Under the guise of ensuring that civil rights and religious freedom are upheld across the nation's schools, the U.S. Justice Department has revealed a plan to clamp down on religious discrimination, namely so-called Islamophobia. CNSNews reports:
The new enforcement effort announced on Tuesday will "expand" DOJ's ability to investigate and prosecute complaints; lead community outreach; and develop guidance for federal prosecutors.
Vanita Gupta, head of the Justice Department's Civil Rights Division, said one goal of the new initiative is to promote religious pluralism and create safe, supportive and inclusive schools for all children.
Following acts of terrorism, including 9-11 and San Bernardino, "too many Muslim Americans and those perceived as Muslim suffer a backlash of violence and discrimination," Gupta said. "We see criminal threats against mosques; harassment in schools; and even reports of violence targeting Muslim Americans, people of Arab or South Asian descent, and people perceived to be members of these groups."
Gupta said the new initiative, dubbed "Combating Religious Discrimination," will help DOJ fight the backlash against Muslim students and students perceived as Muslim. The initiative also will "benefit children of every background and every religion," she added.

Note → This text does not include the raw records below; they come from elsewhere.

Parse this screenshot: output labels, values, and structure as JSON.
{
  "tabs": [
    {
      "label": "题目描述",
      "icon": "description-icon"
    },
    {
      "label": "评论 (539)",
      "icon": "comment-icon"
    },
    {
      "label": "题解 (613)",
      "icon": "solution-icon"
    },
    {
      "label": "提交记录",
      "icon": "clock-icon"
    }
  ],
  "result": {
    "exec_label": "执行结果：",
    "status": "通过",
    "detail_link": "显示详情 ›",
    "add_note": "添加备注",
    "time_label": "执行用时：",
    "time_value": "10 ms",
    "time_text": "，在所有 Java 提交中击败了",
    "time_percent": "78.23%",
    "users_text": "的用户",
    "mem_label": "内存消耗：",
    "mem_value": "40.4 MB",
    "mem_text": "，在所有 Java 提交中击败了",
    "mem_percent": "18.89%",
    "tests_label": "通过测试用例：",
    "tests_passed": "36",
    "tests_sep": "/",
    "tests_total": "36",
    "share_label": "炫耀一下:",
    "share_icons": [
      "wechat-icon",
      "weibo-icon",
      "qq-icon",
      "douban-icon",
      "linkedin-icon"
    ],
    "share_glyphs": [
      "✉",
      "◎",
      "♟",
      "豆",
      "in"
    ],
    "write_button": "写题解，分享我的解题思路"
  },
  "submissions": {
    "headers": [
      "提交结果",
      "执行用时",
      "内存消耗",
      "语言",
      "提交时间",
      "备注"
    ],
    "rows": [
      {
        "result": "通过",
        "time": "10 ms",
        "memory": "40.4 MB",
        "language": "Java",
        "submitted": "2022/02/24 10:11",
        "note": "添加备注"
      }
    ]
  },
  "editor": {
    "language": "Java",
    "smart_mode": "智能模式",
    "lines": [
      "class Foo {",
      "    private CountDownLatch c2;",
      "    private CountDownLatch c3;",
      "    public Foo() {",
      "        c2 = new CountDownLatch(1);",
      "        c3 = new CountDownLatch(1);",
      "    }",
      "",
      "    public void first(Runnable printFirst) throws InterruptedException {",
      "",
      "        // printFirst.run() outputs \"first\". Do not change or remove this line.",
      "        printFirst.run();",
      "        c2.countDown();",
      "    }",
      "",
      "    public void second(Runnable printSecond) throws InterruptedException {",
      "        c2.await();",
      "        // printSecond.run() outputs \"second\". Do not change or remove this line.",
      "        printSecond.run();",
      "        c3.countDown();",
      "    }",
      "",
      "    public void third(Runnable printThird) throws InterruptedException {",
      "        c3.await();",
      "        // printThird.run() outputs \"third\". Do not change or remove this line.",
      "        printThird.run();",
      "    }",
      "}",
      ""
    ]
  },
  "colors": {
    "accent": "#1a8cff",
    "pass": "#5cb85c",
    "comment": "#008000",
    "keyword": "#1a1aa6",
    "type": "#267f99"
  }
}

"Our schools must remain the places where our children feel safe and supported. The places where they confront differences by building bridges of understanding. And the places where they learn that America guarantees freedom, justice and opportunity for all people -- regardless of what you look like, where you come from or which religion you observe."
Gupta stated that the DOJ's Civil Rights Division has already has sued schools for engaging in alleged religious discrimination:
In part because of our efforts, today, Christian students in Bakersfield City, California, can observe Ash Wednesday without fearing an unexcused absence. Muslim students in Lewisville, Texas, can pray together during lunch. Jewish students in Pine Bush, New York, can walk the halls, ride the bus and sit in class without enduring anti-Semitic bullying and intimidation. Arabic-speaking EL students in Dearborn Heights, Michigan, can learn from qualified teachers. And Sikh students in DeKalb County, Georgia, can wear a turban to school without facing harassment.
Gupta said that roundtables are to be held at various locations across the nation to focus on "religion-based hate crimes."